The Bitcoin Foundation, one of the world’s leading advocacy groups for the cybercurrency, has bolstered its ranks with two high-profile hires with experience pushing agendas on Capitol Hill.
With the hire of Jim Harper, an official at the libertarian policy organization the Cato Institute and former counsel to U.S. Senate and House committees, the Bitcoin Foundation is pumping up its lobbying efforts. Harper has also provided government relations counsel to PayPal and other companies in tech, telecom and e-commerce, and was also a member of the Department of Homeland Security’s Data Privacy and Integrity Advisory Committee. The foundation hopes his resume and experience in Washington will help make him a strong bitcoin advocate and convince Congress and regulatory leaders to allow the currency to circulate uninhibited throughout the global economy.
As Global Policy Counsel, Harper “will lead efforts to identify political impediments to Bitcoin adoption, and build confidence in Bitcoin among governments around the world,” the foundation said in a news release on Tuesday.
The Bitcoin Foundation, which has offices in Washington, D.C., also announced on Tuesday the hire of Amy Weiss, a public relations consultant who worked as deputy press secretary and deputy assistant in the Clinton White House. Weiss will remain in her PR wheelhouse and help with global media relations for the foundation.
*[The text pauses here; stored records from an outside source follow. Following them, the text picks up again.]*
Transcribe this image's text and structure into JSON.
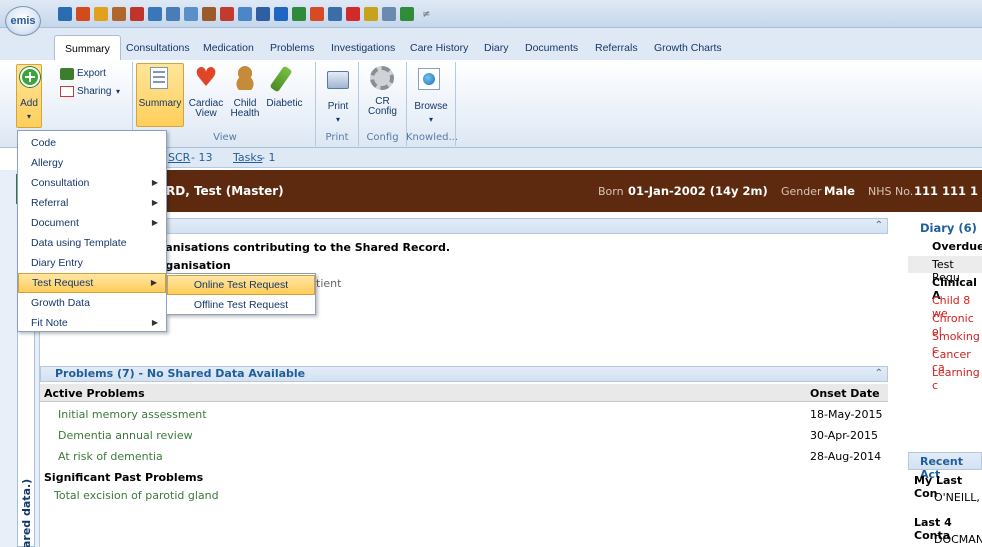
{
  "app": {
    "logo_text": "emis"
  },
  "quick_access": {
    "icons": [
      {
        "name": "back-icon",
        "color": "#2b6cb0"
      },
      {
        "name": "home-icon",
        "color": "#d34a1f"
      },
      {
        "name": "edit-icon",
        "color": "#e2a11a"
      },
      {
        "name": "users-icon",
        "color": "#b0652a"
      },
      {
        "name": "book-icon",
        "color": "#c1342b"
      },
      {
        "name": "scan-icon",
        "color": "#3a77b8"
      },
      {
        "name": "document-icon",
        "color": "#4a7db8"
      },
      {
        "name": "document-lines-icon",
        "color": "#5a8fc9"
      },
      {
        "name": "people-icon",
        "color": "#9a5a2a"
      },
      {
        "name": "calendar-icon",
        "color": "#c23b2e"
      },
      {
        "name": "report-icon",
        "color": "#4d86c6"
      },
      {
        "name": "search-person-icon",
        "color": "#2e5fa3"
      },
      {
        "name": "info-icon",
        "color": "#1f66c2"
      },
      {
        "name": "pen-icon",
        "color": "#2e8b3a"
      },
      {
        "name": "flask-icon",
        "color": "#d84a23"
      },
      {
        "name": "print-icon",
        "color": "#3b6ea8"
      },
      {
        "name": "tick-icon",
        "color": "#d12a2a"
      },
      {
        "name": "connect-icon",
        "color": "#c7a21b"
      },
      {
        "name": "settings-icon",
        "color": "#6b8ab0"
      },
      {
        "name": "grid-icon",
        "color": "#2f8d3a"
      }
    ],
    "dropdown": "≠"
  },
  "tabs": [
    "Summary",
    "Consultations",
    "Medication",
    "Problems",
    "Investigations",
    "Care History",
    "Diary",
    "Documents",
    "Referrals",
    "Growth Charts"
  ],
  "ribbon": {
    "add": "Add",
    "export": "Export",
    "sharing": "Sharing",
    "view": {
      "summary": "Summary",
      "cardiac": "Cardiac\nView",
      "child": "Child\nHealth",
      "diabetic": "Diabetic",
      "group": "View"
    },
    "print": {
      "button": "Print",
      "group": "Print"
    },
    "config": {
      "button": "CR\nConfig",
      "group": "Config"
    },
    "knowledge": {
      "button": "Browse",
      "group": "Knowled..."
    }
  },
  "subbar": {
    "scr": "SCR",
    "scr_count": " - 13",
    "tasks": "Tasks",
    "tasks_count": " - 1"
  },
  "patient": {
    "name": "RD, Test (Master)",
    "born_label": "Born",
    "born_value": "01-Jan-2002 (14y 2m)",
    "gender_label": "Gender",
    "gender_value": "Male",
    "nhs_label": "NHS No.",
    "nhs_value": "111 111 1"
  },
  "shared_panel": {
    "line1": "rganisations contributing to the Shared Record.",
    "line2": "rganisation",
    "line3": "tient"
  },
  "problems": {
    "header": "Problems (7) - No Shared Data Available",
    "col_active": "Active Problems",
    "col_onset": "Onset Date",
    "active": [
      {
        "name": "Initial memory assessment",
        "date": "18-May-2015"
      },
      {
        "name": "Dementia annual review",
        "date": "30-Apr-2015"
      },
      {
        "name": "At risk of dementia",
        "date": "28-Aug-2014"
      }
    ],
    "significant_header": "Significant Past Problems",
    "significant": [
      {
        "name": "Total excision of parotid gland"
      }
    ]
  },
  "diary": {
    "header": "Diary (6)",
    "overdue": "Overdue",
    "test_req": "Test Requ",
    "clinical": "Clinical A",
    "items": [
      "Child 8 we",
      "Chronic ol",
      "Smoking c",
      "Cancer ca",
      "Learning c"
    ]
  },
  "recent": {
    "header": "Recent Act",
    "my_last": "My Last Con",
    "my_last_name": "O'NEILL,",
    "last4": "Last 4 Conta",
    "last4_name": "DOCMAN"
  },
  "sidebar": {
    "vertical_text": "ared data.)"
  },
  "add_menu": {
    "items": [
      {
        "label": "Code",
        "arrow": false
      },
      {
        "label": "Allergy",
        "arrow": false
      },
      {
        "label": "Consultation",
        "arrow": true
      },
      {
        "label": "Referral",
        "arrow": true
      },
      {
        "label": "Document",
        "arrow": true
      },
      {
        "label": "Data using Template",
        "arrow": false
      },
      {
        "label": "Diary Entry",
        "arrow": false
      },
      {
        "label": "Test Request",
        "arrow": true
      },
      {
        "label": "Growth Data",
        "arrow": false
      },
      {
        "label": "Fit Note",
        "arrow": true
      }
    ],
    "highlighted_index": 7
  },
  "test_request_menu": {
    "items": [
      "Online Test Request",
      "Offline Test Request"
    ],
    "highlighted_index": 0
  },
  "colors": {
    "banner": "#5e2a0f",
    "menu_highlight": "#ffcc58",
    "link": "#1f5e9a",
    "overdue_red": "#d21f1f",
    "problem_green": "#3c7a3c"
  }
}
Bitcoin could use a little positive PR these days. The stability and longevity of the virtual currency, which exists outside of government and bank regulation, has been in question since one of the largest bitcoin exchange, Japan-based Mt. Gox, recently filed for bankruptcy after losing 750,000 of its customers’ bitcoins. Mt. Gox says it was part of an attack by hackers, but traders allege the operation was a fraud and its bankruptcy claim a ruse.
In yet another bizarre case in the bitcoin world, a young American in Singapore, who headed the bitcoin exchange First Meta Pte Ltd, apparently committed suicide last week. And in a recent article that some say shrouded the bitcoin world in even more mystery, a Newsweek piece claims to have identified the creator of Bitcoin, although he never actually said he was the mastermind of the virtual currency.